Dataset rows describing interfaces

....................

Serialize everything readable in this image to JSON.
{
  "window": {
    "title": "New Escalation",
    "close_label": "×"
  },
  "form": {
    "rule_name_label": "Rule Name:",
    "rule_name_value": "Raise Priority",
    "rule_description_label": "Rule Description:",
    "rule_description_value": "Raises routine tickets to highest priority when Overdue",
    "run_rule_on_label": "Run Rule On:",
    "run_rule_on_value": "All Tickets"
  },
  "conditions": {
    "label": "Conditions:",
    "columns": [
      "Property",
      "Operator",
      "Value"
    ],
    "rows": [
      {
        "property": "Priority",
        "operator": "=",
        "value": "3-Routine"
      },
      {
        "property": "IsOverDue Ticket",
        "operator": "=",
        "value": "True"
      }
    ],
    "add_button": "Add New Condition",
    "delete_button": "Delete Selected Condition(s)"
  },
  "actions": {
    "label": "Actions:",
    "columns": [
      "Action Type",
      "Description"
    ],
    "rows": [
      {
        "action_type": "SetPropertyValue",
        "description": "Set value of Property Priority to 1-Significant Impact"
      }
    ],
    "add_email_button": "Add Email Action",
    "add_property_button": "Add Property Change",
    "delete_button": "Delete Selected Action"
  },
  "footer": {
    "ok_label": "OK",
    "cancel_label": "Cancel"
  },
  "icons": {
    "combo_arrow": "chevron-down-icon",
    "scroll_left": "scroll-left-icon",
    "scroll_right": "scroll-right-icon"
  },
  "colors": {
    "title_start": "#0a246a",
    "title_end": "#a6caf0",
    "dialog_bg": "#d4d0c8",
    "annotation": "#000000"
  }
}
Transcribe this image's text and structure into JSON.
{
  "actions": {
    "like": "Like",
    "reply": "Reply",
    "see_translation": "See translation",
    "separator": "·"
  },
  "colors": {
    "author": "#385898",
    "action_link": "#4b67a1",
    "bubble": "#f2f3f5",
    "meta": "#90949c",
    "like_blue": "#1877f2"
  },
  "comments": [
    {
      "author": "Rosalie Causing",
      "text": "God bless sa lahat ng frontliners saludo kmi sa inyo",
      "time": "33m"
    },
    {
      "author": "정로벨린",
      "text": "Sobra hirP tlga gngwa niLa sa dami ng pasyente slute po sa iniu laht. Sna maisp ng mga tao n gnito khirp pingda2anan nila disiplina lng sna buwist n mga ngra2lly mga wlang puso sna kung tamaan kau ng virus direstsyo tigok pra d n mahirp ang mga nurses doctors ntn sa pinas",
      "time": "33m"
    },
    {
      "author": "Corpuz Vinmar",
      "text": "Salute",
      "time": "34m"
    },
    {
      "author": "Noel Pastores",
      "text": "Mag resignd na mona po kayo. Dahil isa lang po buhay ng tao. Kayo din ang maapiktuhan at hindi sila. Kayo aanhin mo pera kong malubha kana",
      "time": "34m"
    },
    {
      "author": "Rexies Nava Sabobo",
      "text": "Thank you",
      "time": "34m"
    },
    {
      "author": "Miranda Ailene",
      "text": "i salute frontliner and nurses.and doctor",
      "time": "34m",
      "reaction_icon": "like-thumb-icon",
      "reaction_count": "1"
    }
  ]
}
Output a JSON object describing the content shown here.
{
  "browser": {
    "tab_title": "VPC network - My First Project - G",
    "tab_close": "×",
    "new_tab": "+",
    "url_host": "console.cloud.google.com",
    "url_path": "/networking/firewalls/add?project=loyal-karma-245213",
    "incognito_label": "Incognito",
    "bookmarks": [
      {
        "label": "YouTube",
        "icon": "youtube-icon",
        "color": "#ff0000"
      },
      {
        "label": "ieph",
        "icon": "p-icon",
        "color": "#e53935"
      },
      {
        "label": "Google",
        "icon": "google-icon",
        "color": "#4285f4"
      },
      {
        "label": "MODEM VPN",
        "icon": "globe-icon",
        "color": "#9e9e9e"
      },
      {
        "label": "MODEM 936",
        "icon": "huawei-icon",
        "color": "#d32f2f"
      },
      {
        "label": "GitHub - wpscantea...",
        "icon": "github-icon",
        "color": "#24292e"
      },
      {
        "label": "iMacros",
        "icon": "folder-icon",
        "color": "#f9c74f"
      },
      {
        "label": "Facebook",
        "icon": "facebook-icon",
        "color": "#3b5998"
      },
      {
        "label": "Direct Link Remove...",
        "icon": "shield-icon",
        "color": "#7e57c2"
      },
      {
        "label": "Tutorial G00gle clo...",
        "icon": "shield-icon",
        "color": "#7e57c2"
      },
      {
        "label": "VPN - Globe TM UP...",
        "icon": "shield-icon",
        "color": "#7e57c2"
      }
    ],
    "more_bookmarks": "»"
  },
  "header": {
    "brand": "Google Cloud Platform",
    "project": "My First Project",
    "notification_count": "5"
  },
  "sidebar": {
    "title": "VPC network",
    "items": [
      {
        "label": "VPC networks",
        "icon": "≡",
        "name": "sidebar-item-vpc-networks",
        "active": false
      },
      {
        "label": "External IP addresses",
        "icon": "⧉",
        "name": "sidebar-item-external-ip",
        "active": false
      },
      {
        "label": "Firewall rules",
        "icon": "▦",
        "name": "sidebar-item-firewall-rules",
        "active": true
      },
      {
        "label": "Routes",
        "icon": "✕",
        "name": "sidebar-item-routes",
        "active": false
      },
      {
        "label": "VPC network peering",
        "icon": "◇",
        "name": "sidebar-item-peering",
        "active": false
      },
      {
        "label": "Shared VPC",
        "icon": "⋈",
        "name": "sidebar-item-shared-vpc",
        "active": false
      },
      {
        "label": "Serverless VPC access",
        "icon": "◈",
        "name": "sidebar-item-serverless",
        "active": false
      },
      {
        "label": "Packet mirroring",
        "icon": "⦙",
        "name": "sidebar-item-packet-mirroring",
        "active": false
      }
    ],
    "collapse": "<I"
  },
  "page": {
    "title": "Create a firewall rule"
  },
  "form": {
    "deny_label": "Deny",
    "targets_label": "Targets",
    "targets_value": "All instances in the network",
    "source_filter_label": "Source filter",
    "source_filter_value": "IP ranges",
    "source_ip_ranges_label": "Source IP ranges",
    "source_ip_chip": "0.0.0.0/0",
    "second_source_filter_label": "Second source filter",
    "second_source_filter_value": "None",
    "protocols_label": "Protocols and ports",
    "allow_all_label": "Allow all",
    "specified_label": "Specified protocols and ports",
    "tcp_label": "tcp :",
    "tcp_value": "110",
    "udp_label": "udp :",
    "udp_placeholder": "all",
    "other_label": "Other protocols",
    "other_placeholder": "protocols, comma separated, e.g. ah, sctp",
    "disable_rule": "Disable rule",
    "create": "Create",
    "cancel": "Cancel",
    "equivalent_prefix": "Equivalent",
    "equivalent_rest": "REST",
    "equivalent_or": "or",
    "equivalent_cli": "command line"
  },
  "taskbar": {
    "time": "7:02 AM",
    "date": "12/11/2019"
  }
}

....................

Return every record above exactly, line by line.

Answer to this task:
Serialize everything readable in this image to JSON.
{
  "window": {
    "title": "New Escalation",
    "close_label": "×"
  },
  "form": {
    "rule_name_label": "Rule Name:",
    "rule_name_value": "Raise Priority",
    "rule_description_label": "Rule Description:",
    "rule_description_value": "Raises routine tickets to highest priority when Overdue",
    "run_rule_on_label": "Run Rule On:",
    "run_rule_on_value": "All Tickets"
  },
  "conditions": {
    "label": "Conditions:",
    "columns": [
      "Property",
      "Operator",
      "Value"
    ],
    "rows": [
      {
        "property": "Priority",
        "operator": "=",
        "value": "3-Routine"
      },
      {
        "property": "IsOverDue Ticket",
        "operator": "=",
        "value": "True"
      }
    ],
    "add_button": "Add New Condition",
    "delete_button": "Delete Selected Condition(s)"
  },
  "actions": {
    "label": "Actions:",
    "columns": [
      "Action Type",
      "Description"
    ],
    "rows": [
      {
        "action_type": "SetPropertyValue",
        "description": "Set value of Property Priority to 1-Significant Impact"
      }
    ],
    "add_email_button": "Add Email Action",
    "add_property_button": "Add Property Change",
    "delete_button": "Delete Selected Action"
  },
  "footer": {
    "ok_label": "OK",
    "cancel_label": "Cancel"
  },
  "icons": {
    "combo_arrow": "chevron-down-icon",
    "scroll_left": "scroll-left-icon",
    "scroll_right": "scroll-right-icon"
  },
  "colors": {
    "title_start": "#0a246a",
    "title_end": "#a6caf0",
    "dialog_bg": "#d4d0c8",
    "annotation": "#000000"
  }
}
Transcribe this image's text and structure into JSON.
{
  "actions": {
    "like": "Like",
    "reply": "Reply",
    "see_translation": "See translation",
    "separator": "·"
  },
  "colors": {
    "author": "#385898",
    "action_link": "#4b67a1",
    "bubble": "#f2f3f5",
    "meta": "#90949c",
    "like_blue": "#1877f2"
  },
  "comments": [
    {
      "author": "Rosalie Causing",
      "text": "God bless sa lahat ng frontliners saludo kmi sa inyo",
      "time": "33m"
    },
    {
      "author": "정로벨린",
      "text": "Sobra hirP tlga gngwa niLa sa dami ng pasyente slute po sa iniu laht. Sna maisp ng mga tao n gnito khirp pingda2anan nila disiplina lng sna buwist n mga ngra2lly mga wlang puso sna kung tamaan kau ng virus direstsyo tigok pra d n mahirp ang mga nurses doctors ntn sa pinas",
      "time": "33m"
    },
    {
      "author": "Corpuz Vinmar",
      "text": "Salute",
      "time": "34m"
    },
    {
      "author": "Noel Pastores",
      "text": "Mag resignd na mona po kayo. Dahil isa lang po buhay ng tao. Kayo din ang maapiktuhan at hindi sila. Kayo aanhin mo pera kong malubha kana",
      "time": "34m"
    },
    {
      "author": "Rexies Nava Sabobo",
      "text": "Thank you",
      "time": "34m"
    },
    {
      "author": "Miranda Ailene",
      "text": "i salute frontliner and nurses.and doctor",
      "time": "34m",
      "reaction_icon": "like-thumb-icon",
      "reaction_count": "1"
    }
  ]
}
Output a JSON object describing the content shown here.
{
  "browser": {
    "tab_title": "VPC network - My First Project - G",
    "tab_close": "×",
    "new_tab": "+",
    "url_host": "console.cloud.google.com",
    "url_path": "/networking/firewalls/add?project=loyal-karma-245213",
    "incognito_label": "Incognito",
    "bookmarks": [
      {
        "label": "YouTube",
        "icon": "youtube-icon",
        "color": "#ff0000"
      },
      {
        "label": "ieph",
        "icon": "p-icon",
        "color": "#e53935"
      },
      {
        "label": "Google",
        "icon": "google-icon",
        "color": "#4285f4"
      },
      {
        "label": "MODEM VPN",
        "icon": "globe-icon",
        "color": "#9e9e9e"
      },
      {
        "label": "MODEM 936",
        "icon": "huawei-icon",
        "color": "#d32f2f"
      },
      {
        "label": "GitHub - wpscantea...",
        "icon": "github-icon",
        "color": "#24292e"
      },
      {
        "label": "iMacros",
        "icon": "folder-icon",
        "color": "#f9c74f"
      },
      {
        "label": "Facebook",
        "icon": "facebook-icon",
        "color": "#3b5998"
      },
      {
        "label": "Direct Link Remove...",
        "icon": "shield-icon",
        "color": "#7e57c2"
      },
      {
        "label": "Tutorial G00gle clo...",
        "icon": "shield-icon",
        "color": "#7e57c2"
      },
      {
        "label": "VPN - Globe TM UP...",
        "icon": "shield-icon",
        "color": "#7e57c2"
      }
    ],
    "more_bookmarks": "»"
  },
  "header": {
    "brand": "Google Cloud Platform",
    "project": "My First Project",
    "notification_count": "5"
  },
  "sidebar": {
    "title": "VPC network",
    "items": [
      {
        "label": "VPC networks",
        "icon": "≡",
        "name": "sidebar-item-vpc-networks",
        "active": false
      },
      {
        "label": "External IP addresses",
        "icon": "⧉",
        "name": "sidebar-item-external-ip",
        "active": false
      },
      {
        "label": "Firewall rules",
        "icon": "▦",
        "name": "sidebar-item-firewall-rules",
        "active": true
      },
      {
        "label": "Routes",
        "icon": "✕",
        "name": "sidebar-item-routes",
        "active": false
      },
      {
        "label": "VPC network peering",
        "icon": "◇",
        "name": "sidebar-item-peering",
        "active": false
      },
      {
        "label": "Shared VPC",
        "icon": "⋈",
        "name": "sidebar-item-shared-vpc",
        "active": false
      },
      {
        "label": "Serverless VPC access",
        "icon": "◈",
        "name": "sidebar-item-serverless",
        "active": false
      },
      {
        "label": "Packet mirroring",
        "icon": "⦙",
        "name": "sidebar-item-packet-mirroring",
        "active": false
      }
    ],
    "collapse": "<I"
  },
  "page": {
    "title": "Create a firewall rule"
  },
  "form": {
    "deny_label": "Deny",
    "targets_label": "Targets",
    "targets_value": "All instances in the network",
    "source_filter_label": "Source filter",
    "source_filter_value": "IP ranges",
    "source_ip_ranges_label": "Source IP ranges",
    "source_ip_chip": "0.0.0.0/0",
    "second_source_filter_label": "Second source filter",
    "second_source_filter_value": "None",
    "protocols_label": "Protocols and ports",
    "allow_all_label": "Allow all",
    "specified_label": "Specified protocols and ports",
    "tcp_label": "tcp :",
    "tcp_value": "110",
    "udp_label": "udp :",
    "udp_placeholder": "all",
    "other_label": "Other protocols",
    "other_placeholder": "protocols, comma separated, e.g. ah, sctp",
    "disable_rule": "Disable rule",
    "create": "Create",
    "cancel": "Cancel",
    "equivalent_prefix": "Equivalent",
    "equivalent_rest": "REST",
    "equivalent_or": "or",
    "equivalent_cli": "command line"
  },
  "taskbar": {
    "time": "7:02 AM",
    "date": "12/11/2019"
  }
}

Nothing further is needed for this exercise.